◆ WHAT NEEDS TO BE DONE
Exact reproduction of all the data is required, with pictures excluded.
__________
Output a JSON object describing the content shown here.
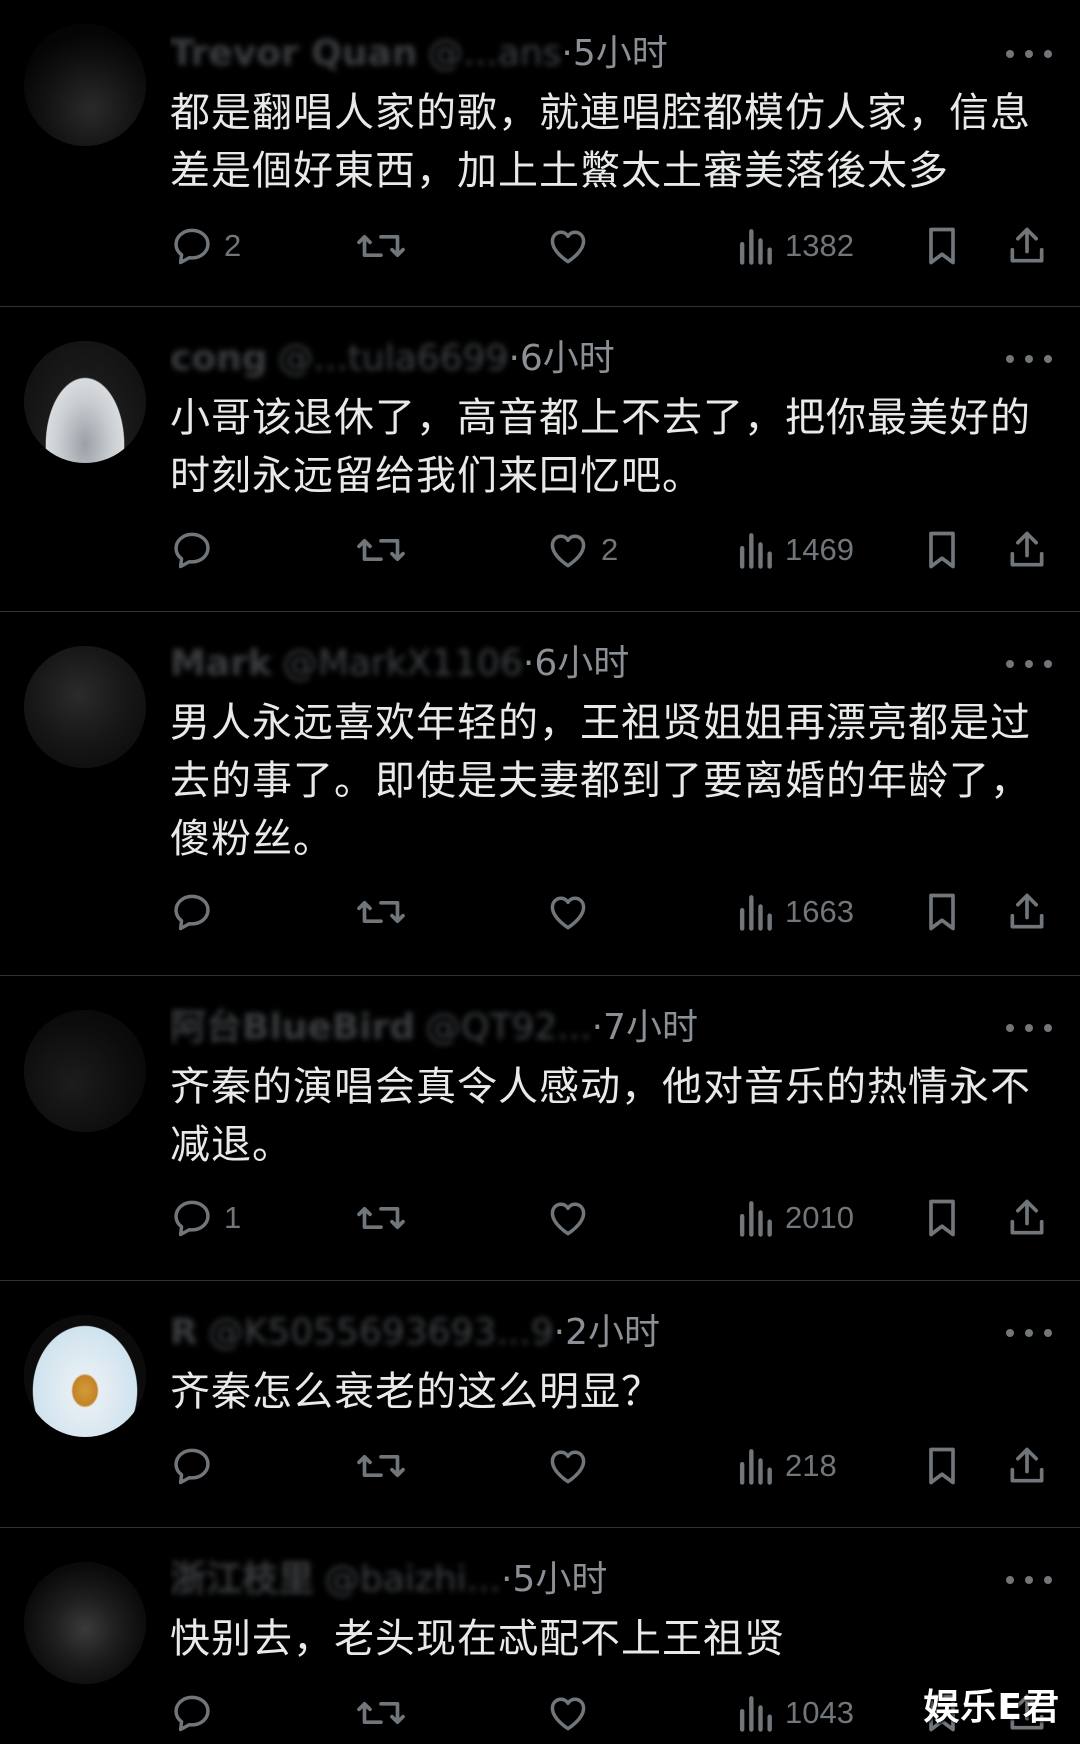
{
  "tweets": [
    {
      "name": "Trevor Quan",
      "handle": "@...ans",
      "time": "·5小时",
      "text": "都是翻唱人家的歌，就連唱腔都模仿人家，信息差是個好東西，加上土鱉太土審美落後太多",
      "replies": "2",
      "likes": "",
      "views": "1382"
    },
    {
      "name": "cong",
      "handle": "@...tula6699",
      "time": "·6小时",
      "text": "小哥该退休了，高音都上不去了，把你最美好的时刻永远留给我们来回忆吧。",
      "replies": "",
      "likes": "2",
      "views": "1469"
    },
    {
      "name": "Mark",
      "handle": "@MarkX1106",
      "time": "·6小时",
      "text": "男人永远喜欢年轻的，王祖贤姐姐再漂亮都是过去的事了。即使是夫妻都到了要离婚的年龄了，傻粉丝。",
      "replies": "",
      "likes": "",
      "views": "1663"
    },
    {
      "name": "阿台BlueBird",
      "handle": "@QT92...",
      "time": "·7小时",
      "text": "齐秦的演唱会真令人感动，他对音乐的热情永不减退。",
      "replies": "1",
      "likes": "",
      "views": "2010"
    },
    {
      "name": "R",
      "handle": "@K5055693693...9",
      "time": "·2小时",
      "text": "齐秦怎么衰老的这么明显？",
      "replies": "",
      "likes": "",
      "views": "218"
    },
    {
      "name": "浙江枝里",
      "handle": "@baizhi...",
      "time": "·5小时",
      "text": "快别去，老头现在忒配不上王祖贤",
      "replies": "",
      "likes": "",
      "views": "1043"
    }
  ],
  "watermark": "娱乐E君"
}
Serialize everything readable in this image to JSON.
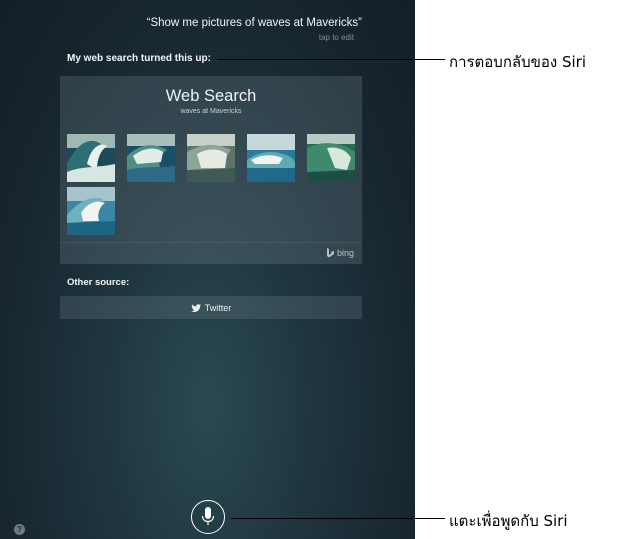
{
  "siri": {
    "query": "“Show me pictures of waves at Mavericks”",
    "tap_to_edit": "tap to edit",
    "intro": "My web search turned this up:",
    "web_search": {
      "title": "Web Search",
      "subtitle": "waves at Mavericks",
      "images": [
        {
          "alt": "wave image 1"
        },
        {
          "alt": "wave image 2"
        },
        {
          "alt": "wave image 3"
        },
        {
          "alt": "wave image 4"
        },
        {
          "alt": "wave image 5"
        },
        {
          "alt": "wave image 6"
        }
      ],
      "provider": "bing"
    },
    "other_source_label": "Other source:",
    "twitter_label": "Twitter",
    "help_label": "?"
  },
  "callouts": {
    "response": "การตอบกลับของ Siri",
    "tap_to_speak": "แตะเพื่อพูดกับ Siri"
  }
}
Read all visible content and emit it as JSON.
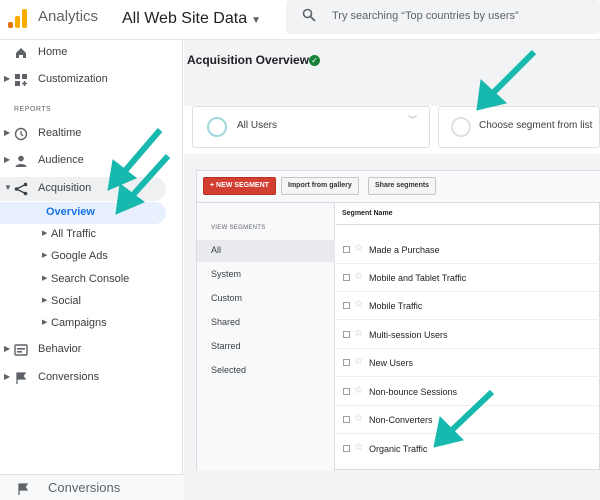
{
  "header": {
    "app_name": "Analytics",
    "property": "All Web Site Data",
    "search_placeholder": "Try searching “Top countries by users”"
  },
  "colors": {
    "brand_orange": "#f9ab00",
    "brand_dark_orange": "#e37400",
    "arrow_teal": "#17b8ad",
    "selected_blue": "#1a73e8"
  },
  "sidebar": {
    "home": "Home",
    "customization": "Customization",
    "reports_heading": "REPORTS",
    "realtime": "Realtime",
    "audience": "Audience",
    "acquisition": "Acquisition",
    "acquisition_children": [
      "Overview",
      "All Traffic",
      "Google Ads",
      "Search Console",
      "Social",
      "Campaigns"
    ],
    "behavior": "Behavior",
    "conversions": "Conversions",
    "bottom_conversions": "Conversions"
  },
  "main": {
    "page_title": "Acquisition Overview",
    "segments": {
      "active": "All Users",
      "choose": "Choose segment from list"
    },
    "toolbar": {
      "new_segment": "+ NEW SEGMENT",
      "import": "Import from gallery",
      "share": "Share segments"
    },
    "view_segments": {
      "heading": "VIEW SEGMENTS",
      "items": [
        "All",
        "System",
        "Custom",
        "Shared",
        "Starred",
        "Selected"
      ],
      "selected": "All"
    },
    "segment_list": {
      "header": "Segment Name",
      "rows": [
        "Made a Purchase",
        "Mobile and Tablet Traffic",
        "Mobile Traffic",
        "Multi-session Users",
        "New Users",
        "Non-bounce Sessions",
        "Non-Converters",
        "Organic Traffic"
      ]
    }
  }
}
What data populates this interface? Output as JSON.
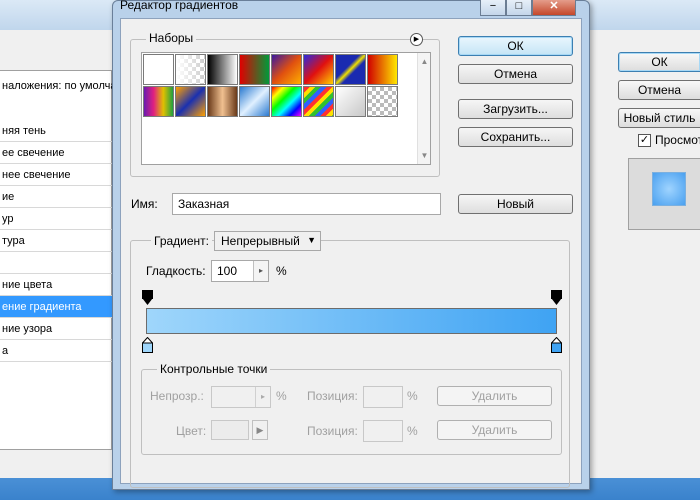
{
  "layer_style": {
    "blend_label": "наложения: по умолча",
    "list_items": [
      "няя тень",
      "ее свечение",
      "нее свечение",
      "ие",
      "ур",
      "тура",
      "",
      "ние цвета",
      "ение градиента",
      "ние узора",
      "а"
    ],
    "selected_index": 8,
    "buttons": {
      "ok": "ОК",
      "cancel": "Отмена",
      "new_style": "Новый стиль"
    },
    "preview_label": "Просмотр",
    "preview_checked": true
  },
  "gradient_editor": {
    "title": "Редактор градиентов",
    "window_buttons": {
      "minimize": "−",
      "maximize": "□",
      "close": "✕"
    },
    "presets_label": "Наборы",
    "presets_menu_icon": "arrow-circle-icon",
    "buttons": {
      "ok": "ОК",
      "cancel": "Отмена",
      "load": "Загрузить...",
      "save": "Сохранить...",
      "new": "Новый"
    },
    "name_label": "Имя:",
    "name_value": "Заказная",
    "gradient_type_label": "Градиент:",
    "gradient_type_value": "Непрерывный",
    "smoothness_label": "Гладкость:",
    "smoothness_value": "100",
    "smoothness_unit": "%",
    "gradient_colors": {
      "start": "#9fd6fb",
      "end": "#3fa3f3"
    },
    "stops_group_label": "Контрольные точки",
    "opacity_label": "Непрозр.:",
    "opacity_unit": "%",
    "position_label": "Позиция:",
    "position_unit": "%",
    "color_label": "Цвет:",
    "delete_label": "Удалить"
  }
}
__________
◆ SOLUTION FOR THIS PROBLEM
Output a JSON object describing the content shown here.
{
  "tweets": [
    {
      "name": "Trevor Quan",
      "handle": "@...ans",
      "time": "·5小时",
      "text": "都是翻唱人家的歌，就連唱腔都模仿人家，信息差是個好東西，加上土鱉太土審美落後太多",
      "replies": "2",
      "likes": "",
      "views": "1382"
    },
    {
      "name": "cong",
      "handle": "@...tula6699",
      "time": "·6小时",
      "text": "小哥该退休了，高音都上不去了，把你最美好的时刻永远留给我们来回忆吧。",
      "replies": "",
      "likes": "2",
      "views": "1469"
    },
    {
      "name": "Mark",
      "handle": "@MarkX1106",
      "time": "·6小时",
      "text": "男人永远喜欢年轻的，王祖贤姐姐再漂亮都是过去的事了。即使是夫妻都到了要离婚的年龄了，傻粉丝。",
      "replies": "",
      "likes": "",
      "views": "1663"
    },
    {
      "name": "阿台BlueBird",
      "handle": "@QT92...",
      "time": "·7小时",
      "text": "齐秦的演唱会真令人感动，他对音乐的热情永不减退。",
      "replies": "1",
      "likes": "",
      "views": "2010"
    },
    {
      "name": "R",
      "handle": "@K5055693693...9",
      "time": "·2小时",
      "text": "齐秦怎么衰老的这么明显？",
      "replies": "",
      "likes": "",
      "views": "218"
    },
    {
      "name": "浙江枝里",
      "handle": "@baizhi...",
      "time": "·5小时",
      "text": "快别去，老头现在忒配不上王祖贤",
      "replies": "",
      "likes": "",
      "views": "1043"
    }
  ],
  "watermark": "娱乐E君"
}
Serialize everything readable in this image to JSON.
{
  "siri": {
    "query": "“Show me pictures of waves at Mavericks”",
    "tap_to_edit": "tap to edit",
    "intro": "My web search turned this up:",
    "web_search": {
      "title": "Web Search",
      "subtitle": "waves at Mavericks",
      "images": [
        {
          "alt": "wave image 1"
        },
        {
          "alt": "wave image 2"
        },
        {
          "alt": "wave image 3"
        },
        {
          "alt": "wave image 4"
        },
        {
          "alt": "wave image 5"
        },
        {
          "alt": "wave image 6"
        }
      ],
      "provider": "bing"
    },
    "other_source_label": "Other source:",
    "twitter_label": "Twitter",
    "help_label": "?"
  },
  "callouts": {
    "response": "การตอบกลับของ Siri",
    "tap_to_speak": "แตะเพื่อพูดกับ Siri"
  }
}
Read all visible content and emit it as JSON.
{
  "header": {
    "app_name": "Analytics",
    "property": "All Web Site Data",
    "search_placeholder": "Try searching “Top countries by users”"
  },
  "colors": {
    "brand_orange": "#f9ab00",
    "brand_dark_orange": "#e37400",
    "arrow_teal": "#17b8ad",
    "selected_blue": "#1a73e8"
  },
  "sidebar": {
    "home": "Home",
    "customization": "Customization",
    "reports_heading": "REPORTS",
    "realtime": "Realtime",
    "audience": "Audience",
    "acquisition": "Acquisition",
    "acquisition_children": [
      "Overview",
      "All Traffic",
      "Google Ads",
      "Search Console",
      "Social",
      "Campaigns"
    ],
    "behavior": "Behavior",
    "conversions": "Conversions",
    "bottom_conversions": "Conversions"
  },
  "main": {
    "page_title": "Acquisition Overview",
    "segments": {
      "active": "All Users",
      "choose": "Choose segment from list"
    },
    "toolbar": {
      "new_segment": "+ NEW SEGMENT",
      "import": "Import from gallery",
      "share": "Share segments"
    },
    "view_segments": {
      "heading": "VIEW SEGMENTS",
      "items": [
        "All",
        "System",
        "Custom",
        "Shared",
        "Starred",
        "Selected"
      ],
      "selected": "All"
    },
    "segment_list": {
      "header": "Segment Name",
      "rows": [
        "Made a Purchase",
        "Mobile and Tablet Traffic",
        "Mobile Traffic",
        "Multi-session Users",
        "New Users",
        "Non-bounce Sessions",
        "Non-Converters",
        "Organic Traffic"
      ]
    }
  }
}
What data populates this interface? Output as JSON.
{
  "layer_style": {
    "blend_label": "наложения: по умолча",
    "list_items": [
      "няя тень",
      "ее свечение",
      "нее свечение",
      "ие",
      "ур",
      "тура",
      "",
      "ние цвета",
      "ение градиента",
      "ние узора",
      "а"
    ],
    "selected_index": 8,
    "buttons": {
      "ok": "ОК",
      "cancel": "Отмена",
      "new_style": "Новый стиль"
    },
    "preview_label": "Просмотр",
    "preview_checked": true
  },
  "gradient_editor": {
    "title": "Редактор градиентов",
    "window_buttons": {
      "minimize": "−",
      "maximize": "□",
      "close": "✕"
    },
    "presets_label": "Наборы",
    "presets_menu_icon": "arrow-circle-icon",
    "buttons": {
      "ok": "ОК",
      "cancel": "Отмена",
      "load": "Загрузить...",
      "save": "Сохранить...",
      "new": "Новый"
    },
    "name_label": "Имя:",
    "name_value": "Заказная",
    "gradient_type_label": "Градиент:",
    "gradient_type_value": "Непрерывный",
    "smoothness_label": "Гладкость:",
    "smoothness_value": "100",
    "smoothness_unit": "%",
    "gradient_colors": {
      "start": "#9fd6fb",
      "end": "#3fa3f3"
    },
    "stops_group_label": "Контрольные точки",
    "opacity_label": "Непрозр.:",
    "opacity_unit": "%",
    "position_label": "Позиция:",
    "position_unit": "%",
    "color_label": "Цвет:",
    "delete_label": "Удалить"
  }
}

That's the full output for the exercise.